The lines you return should be those containing the string "What", taken from the data below.
+++ INPUT MATERIAL
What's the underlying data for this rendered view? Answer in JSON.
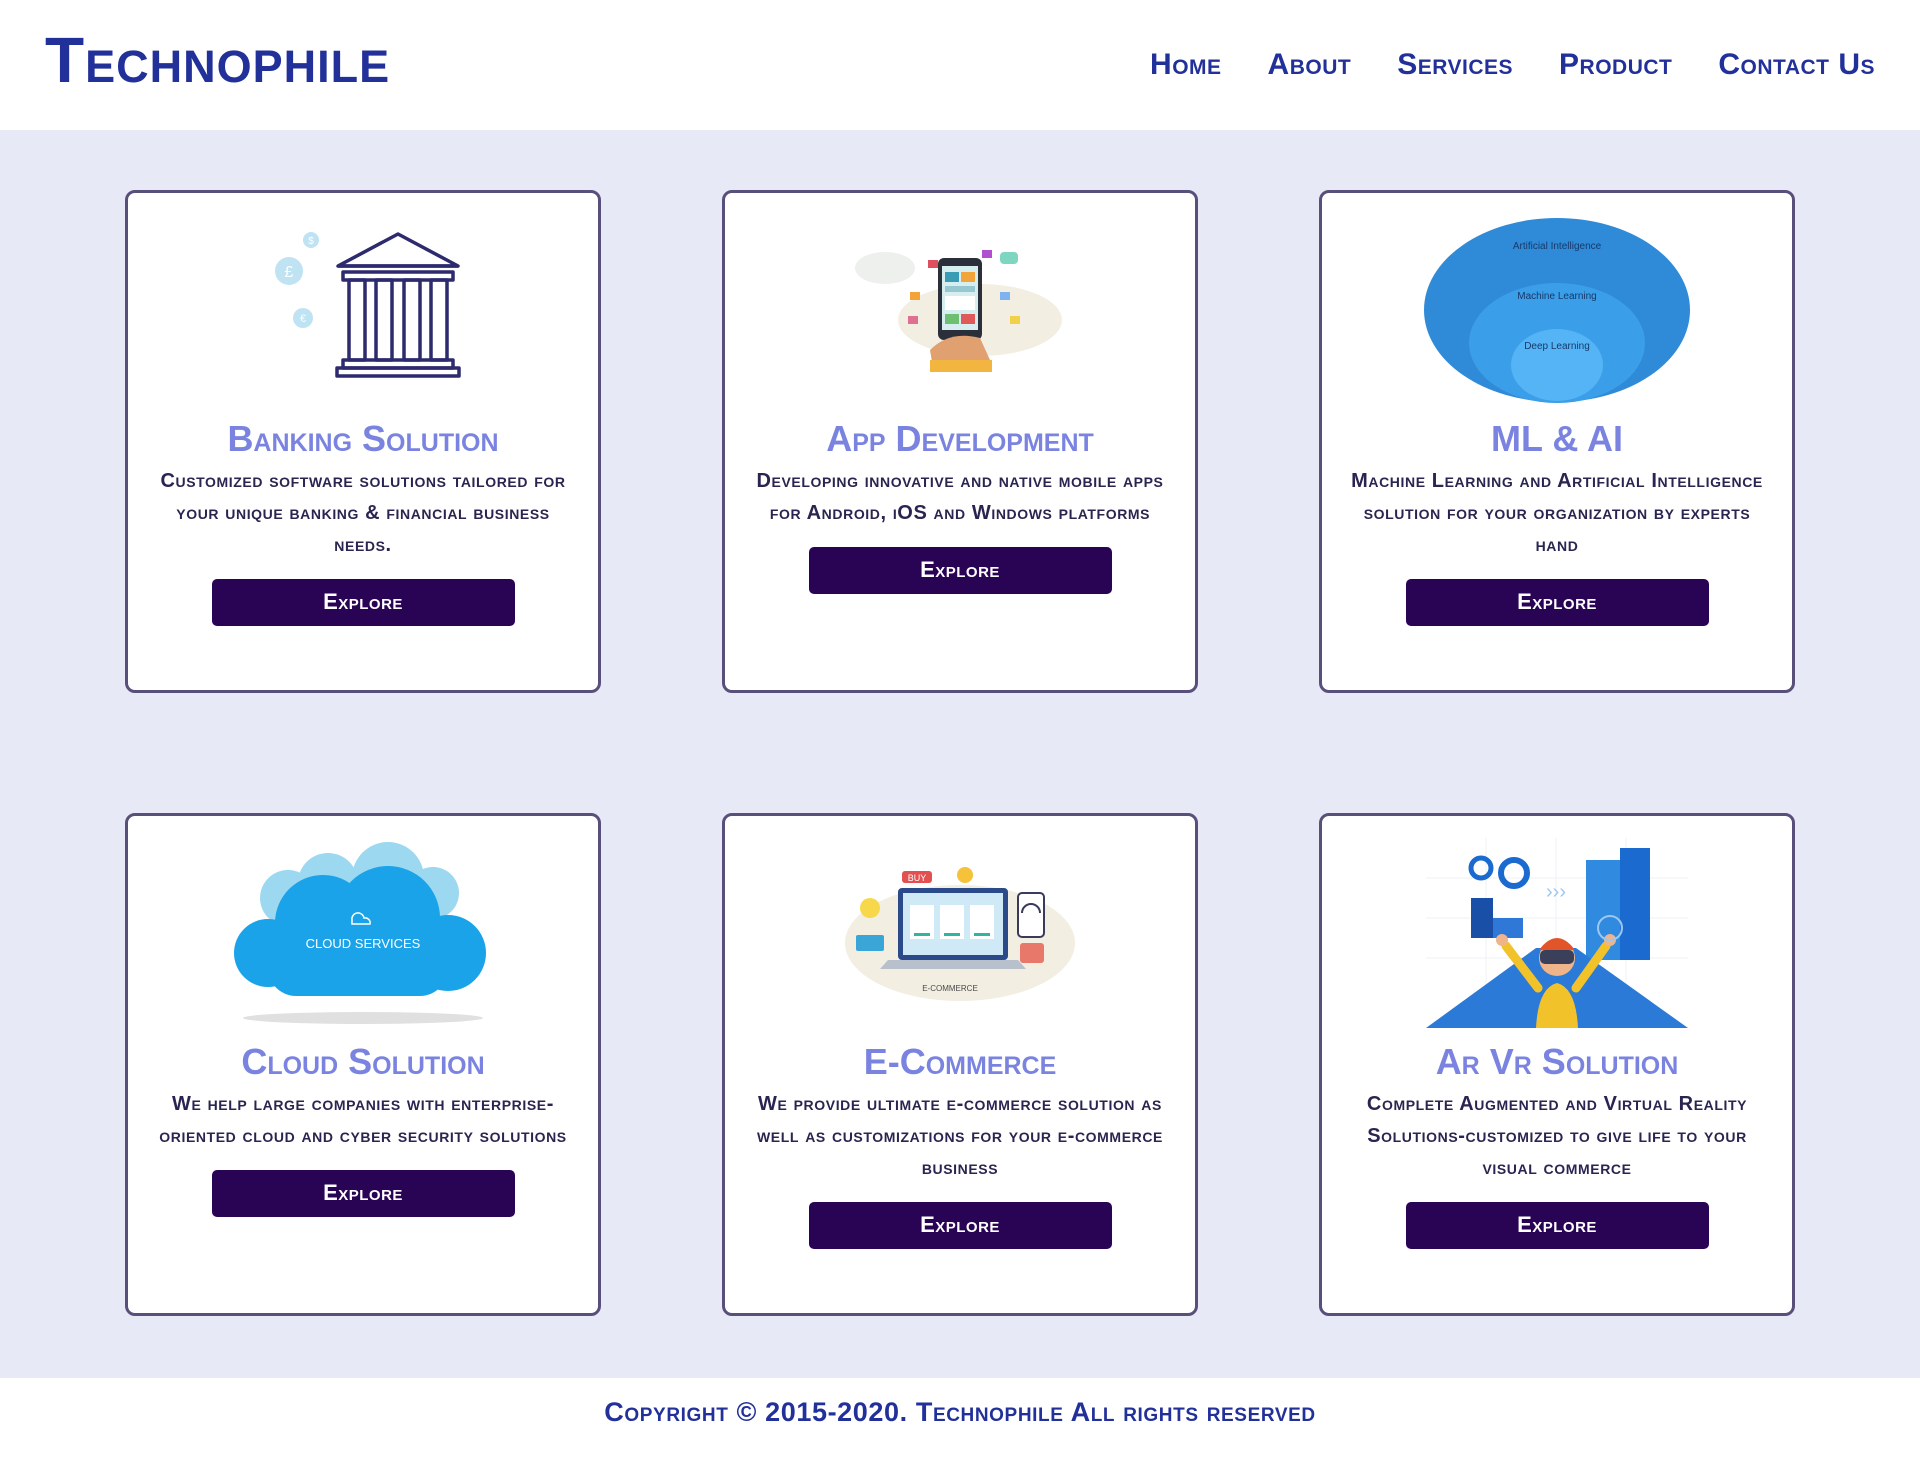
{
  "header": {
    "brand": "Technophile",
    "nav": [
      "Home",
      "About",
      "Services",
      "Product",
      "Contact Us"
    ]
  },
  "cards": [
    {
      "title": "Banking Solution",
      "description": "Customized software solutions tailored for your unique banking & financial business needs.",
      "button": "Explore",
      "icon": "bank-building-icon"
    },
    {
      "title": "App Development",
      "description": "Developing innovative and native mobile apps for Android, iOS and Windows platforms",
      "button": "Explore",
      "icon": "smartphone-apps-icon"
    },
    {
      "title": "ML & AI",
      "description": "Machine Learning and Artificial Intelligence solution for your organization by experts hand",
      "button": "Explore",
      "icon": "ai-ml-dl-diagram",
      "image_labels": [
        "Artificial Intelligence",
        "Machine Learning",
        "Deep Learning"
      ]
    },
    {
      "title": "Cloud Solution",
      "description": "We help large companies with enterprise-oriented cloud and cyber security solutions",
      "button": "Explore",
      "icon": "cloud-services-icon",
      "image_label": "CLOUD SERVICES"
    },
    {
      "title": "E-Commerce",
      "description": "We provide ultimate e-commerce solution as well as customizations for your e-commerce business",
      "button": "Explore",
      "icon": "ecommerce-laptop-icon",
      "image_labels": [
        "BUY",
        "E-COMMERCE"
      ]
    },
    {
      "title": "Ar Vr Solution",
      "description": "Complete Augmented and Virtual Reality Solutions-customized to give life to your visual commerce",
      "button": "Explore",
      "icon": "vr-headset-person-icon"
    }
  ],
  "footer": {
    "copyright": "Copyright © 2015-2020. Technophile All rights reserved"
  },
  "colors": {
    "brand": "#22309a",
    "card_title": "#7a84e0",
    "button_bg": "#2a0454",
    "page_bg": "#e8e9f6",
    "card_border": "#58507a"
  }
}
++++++
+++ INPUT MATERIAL
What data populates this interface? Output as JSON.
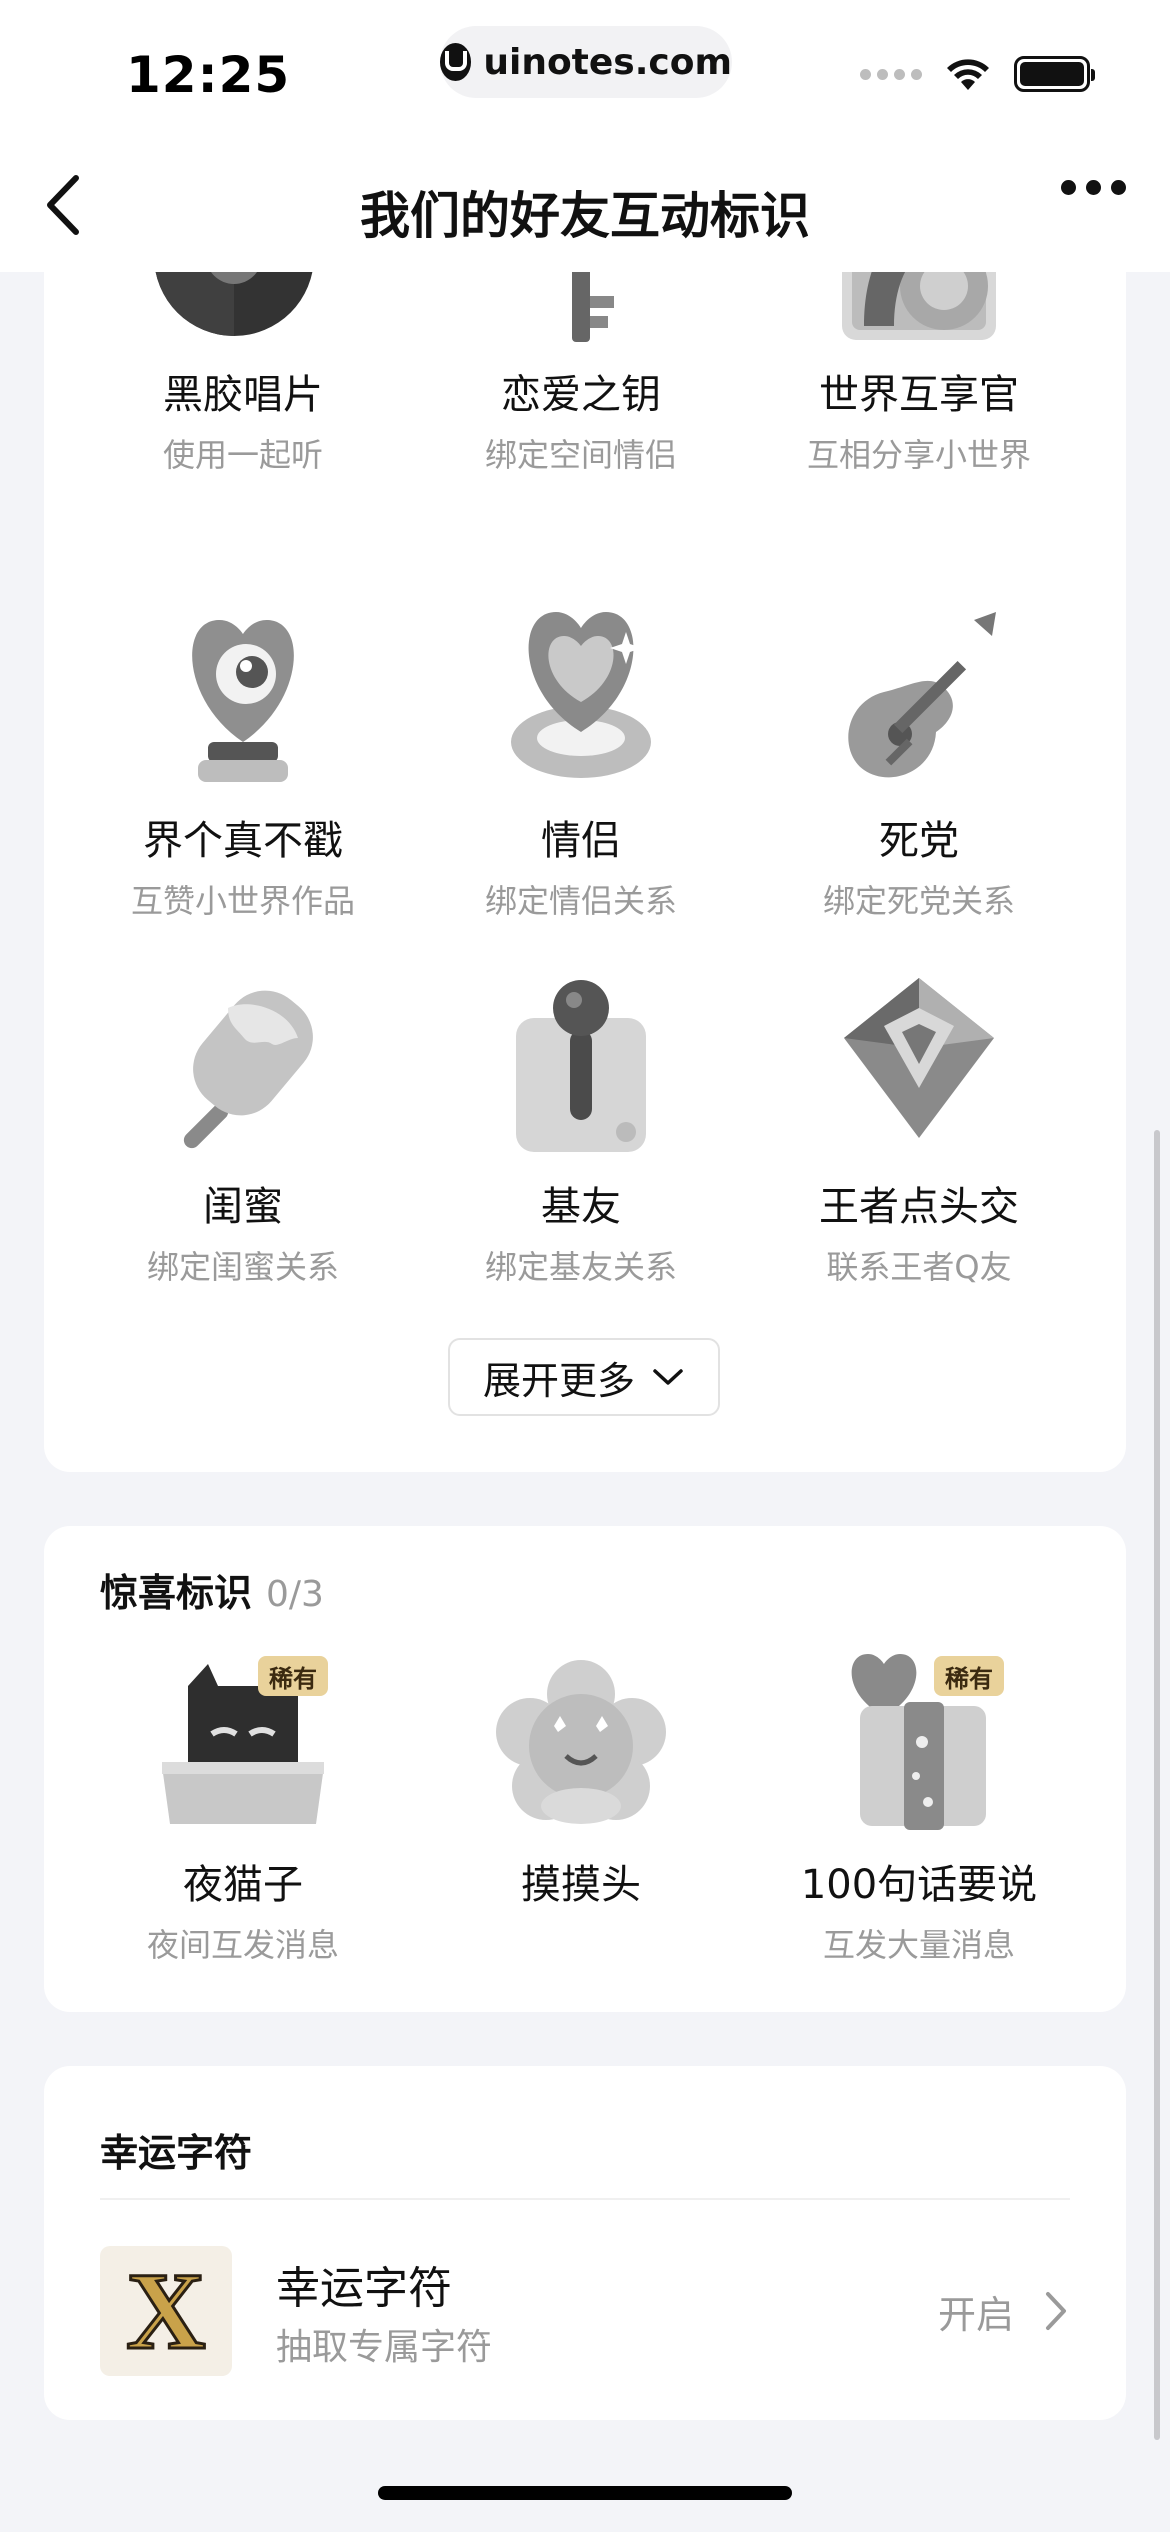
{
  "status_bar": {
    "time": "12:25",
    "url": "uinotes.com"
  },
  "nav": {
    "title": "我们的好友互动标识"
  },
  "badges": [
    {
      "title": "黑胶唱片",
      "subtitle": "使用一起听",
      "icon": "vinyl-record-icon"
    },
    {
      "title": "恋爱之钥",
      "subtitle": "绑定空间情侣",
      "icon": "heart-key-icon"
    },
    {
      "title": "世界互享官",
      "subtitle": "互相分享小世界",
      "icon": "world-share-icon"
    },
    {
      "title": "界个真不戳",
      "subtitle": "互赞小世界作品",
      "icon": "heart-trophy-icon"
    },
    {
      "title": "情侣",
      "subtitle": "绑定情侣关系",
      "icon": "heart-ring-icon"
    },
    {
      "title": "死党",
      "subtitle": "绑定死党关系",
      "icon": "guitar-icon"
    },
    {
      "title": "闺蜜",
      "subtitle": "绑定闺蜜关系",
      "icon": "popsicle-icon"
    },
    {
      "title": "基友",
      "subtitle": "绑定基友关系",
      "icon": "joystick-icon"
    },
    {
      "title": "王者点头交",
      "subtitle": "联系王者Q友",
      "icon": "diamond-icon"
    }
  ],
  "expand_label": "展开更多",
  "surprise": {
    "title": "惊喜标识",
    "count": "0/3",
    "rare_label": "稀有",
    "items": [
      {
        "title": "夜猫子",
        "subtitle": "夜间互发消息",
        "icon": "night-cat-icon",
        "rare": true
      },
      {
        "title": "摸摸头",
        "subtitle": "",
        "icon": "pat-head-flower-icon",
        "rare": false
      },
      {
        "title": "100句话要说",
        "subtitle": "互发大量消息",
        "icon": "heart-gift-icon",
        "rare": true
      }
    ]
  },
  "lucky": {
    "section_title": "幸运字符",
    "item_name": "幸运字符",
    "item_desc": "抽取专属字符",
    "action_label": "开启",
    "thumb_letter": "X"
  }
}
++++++
_ANSWER SECTION_
What's the underlying data for this rendered view? Answer in JSON.
What data populates this interface? Output as JSON.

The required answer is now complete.